* [Work instruction]:
Every entry is to be written out word for word.

[Data supplied]

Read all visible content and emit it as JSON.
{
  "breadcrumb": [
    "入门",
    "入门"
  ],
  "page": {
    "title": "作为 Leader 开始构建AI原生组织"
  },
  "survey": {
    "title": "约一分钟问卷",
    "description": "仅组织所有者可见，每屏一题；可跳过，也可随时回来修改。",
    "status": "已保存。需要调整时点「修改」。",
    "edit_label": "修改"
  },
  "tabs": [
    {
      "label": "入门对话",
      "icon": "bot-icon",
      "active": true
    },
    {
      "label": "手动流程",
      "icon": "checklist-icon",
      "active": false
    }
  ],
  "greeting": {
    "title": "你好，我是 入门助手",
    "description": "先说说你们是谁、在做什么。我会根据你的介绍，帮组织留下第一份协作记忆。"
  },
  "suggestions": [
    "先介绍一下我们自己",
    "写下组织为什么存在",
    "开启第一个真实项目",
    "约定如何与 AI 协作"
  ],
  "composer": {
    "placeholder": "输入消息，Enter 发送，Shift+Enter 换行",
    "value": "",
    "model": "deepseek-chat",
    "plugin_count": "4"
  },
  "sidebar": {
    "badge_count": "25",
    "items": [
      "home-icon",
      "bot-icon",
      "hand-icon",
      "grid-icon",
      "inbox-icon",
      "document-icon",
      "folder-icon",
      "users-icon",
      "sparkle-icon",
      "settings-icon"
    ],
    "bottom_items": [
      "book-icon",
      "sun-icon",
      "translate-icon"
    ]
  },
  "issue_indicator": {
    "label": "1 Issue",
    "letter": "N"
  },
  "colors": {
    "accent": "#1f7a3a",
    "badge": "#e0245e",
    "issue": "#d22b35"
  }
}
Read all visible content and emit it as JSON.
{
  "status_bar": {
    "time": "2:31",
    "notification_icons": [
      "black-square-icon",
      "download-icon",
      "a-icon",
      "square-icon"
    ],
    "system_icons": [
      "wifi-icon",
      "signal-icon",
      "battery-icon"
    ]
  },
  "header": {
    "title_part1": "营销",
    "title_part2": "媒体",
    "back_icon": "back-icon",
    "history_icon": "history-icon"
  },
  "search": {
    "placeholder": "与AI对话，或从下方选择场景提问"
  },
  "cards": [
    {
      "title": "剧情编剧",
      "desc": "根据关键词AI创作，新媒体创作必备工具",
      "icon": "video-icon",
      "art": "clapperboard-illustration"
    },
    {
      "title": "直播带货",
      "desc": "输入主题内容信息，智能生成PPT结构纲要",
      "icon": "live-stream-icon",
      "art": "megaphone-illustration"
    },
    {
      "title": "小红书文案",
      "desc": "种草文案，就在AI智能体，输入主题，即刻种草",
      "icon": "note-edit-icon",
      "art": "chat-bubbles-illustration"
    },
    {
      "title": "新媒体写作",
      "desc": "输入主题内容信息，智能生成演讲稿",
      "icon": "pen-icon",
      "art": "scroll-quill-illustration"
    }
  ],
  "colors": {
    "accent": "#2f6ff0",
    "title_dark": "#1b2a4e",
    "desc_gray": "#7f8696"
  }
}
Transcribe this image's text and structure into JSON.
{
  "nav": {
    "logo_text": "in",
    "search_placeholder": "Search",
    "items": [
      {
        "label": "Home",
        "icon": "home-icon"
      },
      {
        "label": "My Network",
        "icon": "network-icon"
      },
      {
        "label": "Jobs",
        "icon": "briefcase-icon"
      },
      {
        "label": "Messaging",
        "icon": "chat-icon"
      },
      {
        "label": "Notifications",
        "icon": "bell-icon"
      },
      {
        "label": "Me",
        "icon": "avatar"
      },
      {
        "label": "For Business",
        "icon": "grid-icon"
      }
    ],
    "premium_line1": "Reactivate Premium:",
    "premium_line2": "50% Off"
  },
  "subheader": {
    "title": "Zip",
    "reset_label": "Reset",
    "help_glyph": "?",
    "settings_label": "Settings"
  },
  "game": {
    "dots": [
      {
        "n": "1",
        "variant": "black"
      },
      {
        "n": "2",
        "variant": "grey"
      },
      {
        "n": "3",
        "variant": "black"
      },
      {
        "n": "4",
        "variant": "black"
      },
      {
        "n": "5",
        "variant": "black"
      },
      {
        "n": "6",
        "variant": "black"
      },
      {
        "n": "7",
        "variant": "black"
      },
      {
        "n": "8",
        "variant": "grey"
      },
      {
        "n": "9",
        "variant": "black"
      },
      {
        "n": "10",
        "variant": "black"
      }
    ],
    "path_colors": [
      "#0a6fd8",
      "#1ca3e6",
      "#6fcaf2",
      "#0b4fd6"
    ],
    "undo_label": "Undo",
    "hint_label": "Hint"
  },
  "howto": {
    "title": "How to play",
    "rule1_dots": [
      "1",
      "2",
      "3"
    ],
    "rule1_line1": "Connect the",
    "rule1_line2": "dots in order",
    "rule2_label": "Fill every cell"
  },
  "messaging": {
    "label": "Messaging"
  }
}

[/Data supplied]

* [The completed task]:
Read all visible content and emit it as JSON.
{
  "breadcrumb": [
    "入门",
    "入门"
  ],
  "page": {
    "title": "作为 Leader 开始构建AI原生组织"
  },
  "survey": {
    "title": "约一分钟问卷",
    "description": "仅组织所有者可见，每屏一题；可跳过，也可随时回来修改。",
    "status": "已保存。需要调整时点「修改」。",
    "edit_label": "修改"
  },
  "tabs": [
    {
      "label": "入门对话",
      "icon": "bot-icon",
      "active": true
    },
    {
      "label": "手动流程",
      "icon": "checklist-icon",
      "active": false
    }
  ],
  "greeting": {
    "title": "你好，我是 入门助手",
    "description": "先说说你们是谁、在做什么。我会根据你的介绍，帮组织留下第一份协作记忆。"
  },
  "suggestions": [
    "先介绍一下我们自己",
    "写下组织为什么存在",
    "开启第一个真实项目",
    "约定如何与 AI 协作"
  ],
  "composer": {
    "placeholder": "输入消息，Enter 发送，Shift+Enter 换行",
    "value": "",
    "model": "deepseek-chat",
    "plugin_count": "4"
  },
  "sidebar": {
    "badge_count": "25",
    "items": [
      "home-icon",
      "bot-icon",
      "hand-icon",
      "grid-icon",
      "inbox-icon",
      "document-icon",
      "folder-icon",
      "users-icon",
      "sparkle-icon",
      "settings-icon"
    ],
    "bottom_items": [
      "book-icon",
      "sun-icon",
      "translate-icon"
    ]
  },
  "issue_indicator": {
    "label": "1 Issue",
    "letter": "N"
  },
  "colors": {
    "accent": "#1f7a3a",
    "badge": "#e0245e",
    "issue": "#d22b35"
  }
}
Read all visible content and emit it as JSON.
{
  "status_bar": {
    "time": "2:31",
    "notification_icons": [
      "black-square-icon",
      "download-icon",
      "a-icon",
      "square-icon"
    ],
    "system_icons": [
      "wifi-icon",
      "signal-icon",
      "battery-icon"
    ]
  },
  "header": {
    "title_part1": "营销",
    "title_part2": "媒体",
    "back_icon": "back-icon",
    "history_icon": "history-icon"
  },
  "search": {
    "placeholder": "与AI对话，或从下方选择场景提问"
  },
  "cards": [
    {
      "title": "剧情编剧",
      "desc": "根据关键词AI创作，新媒体创作必备工具",
      "icon": "video-icon",
      "art": "clapperboard-illustration"
    },
    {
      "title": "直播带货",
      "desc": "输入主题内容信息，智能生成PPT结构纲要",
      "icon": "live-stream-icon",
      "art": "megaphone-illustration"
    },
    {
      "title": "小红书文案",
      "desc": "种草文案，就在AI智能体，输入主题，即刻种草",
      "icon": "note-edit-icon",
      "art": "chat-bubbles-illustration"
    },
    {
      "title": "新媒体写作",
      "desc": "输入主题内容信息，智能生成演讲稿",
      "icon": "pen-icon",
      "art": "scroll-quill-illustration"
    }
  ],
  "colors": {
    "accent": "#2f6ff0",
    "title_dark": "#1b2a4e",
    "desc_gray": "#7f8696"
  }
}
Transcribe this image's text and structure into JSON.
{
  "nav": {
    "logo_text": "in",
    "search_placeholder": "Search",
    "items": [
      {
        "label": "Home",
        "icon": "home-icon"
      },
      {
        "label": "My Network",
        "icon": "network-icon"
      },
      {
        "label": "Jobs",
        "icon": "briefcase-icon"
      },
      {
        "label": "Messaging",
        "icon": "chat-icon"
      },
      {
        "label": "Notifications",
        "icon": "bell-icon"
      },
      {
        "label": "Me",
        "icon": "avatar"
      },
      {
        "label": "For Business",
        "icon": "grid-icon"
      }
    ],
    "premium_line1": "Reactivate Premium:",
    "premium_line2": "50% Off"
  },
  "subheader": {
    "title": "Zip",
    "reset_label": "Reset",
    "help_glyph": "?",
    "settings_label": "Settings"
  },
  "game": {
    "dots": [
      {
        "n": "1",
        "variant": "black"
      },
      {
        "n": "2",
        "variant": "grey"
      },
      {
        "n": "3",
        "variant": "black"
      },
      {
        "n": "4",
        "variant": "black"
      },
      {
        "n": "5",
        "variant": "black"
      },
      {
        "n": "6",
        "variant": "black"
      },
      {
        "n": "7",
        "variant": "black"
      },
      {
        "n": "8",
        "variant": "grey"
      },
      {
        "n": "9",
        "variant": "black"
      },
      {
        "n": "10",
        "variant": "black"
      }
    ],
    "path_colors": [
      "#0a6fd8",
      "#1ca3e6",
      "#6fcaf2",
      "#0b4fd6"
    ],
    "undo_label": "Undo",
    "hint_label": "Hint"
  },
  "howto": {
    "title": "How to play",
    "rule1_dots": [
      "1",
      "2",
      "3"
    ],
    "rule1_line1": "Connect the",
    "rule1_line2": "dots in order",
    "rule2_label": "Fill every cell"
  },
  "messaging": {
    "label": "Messaging"
  }
}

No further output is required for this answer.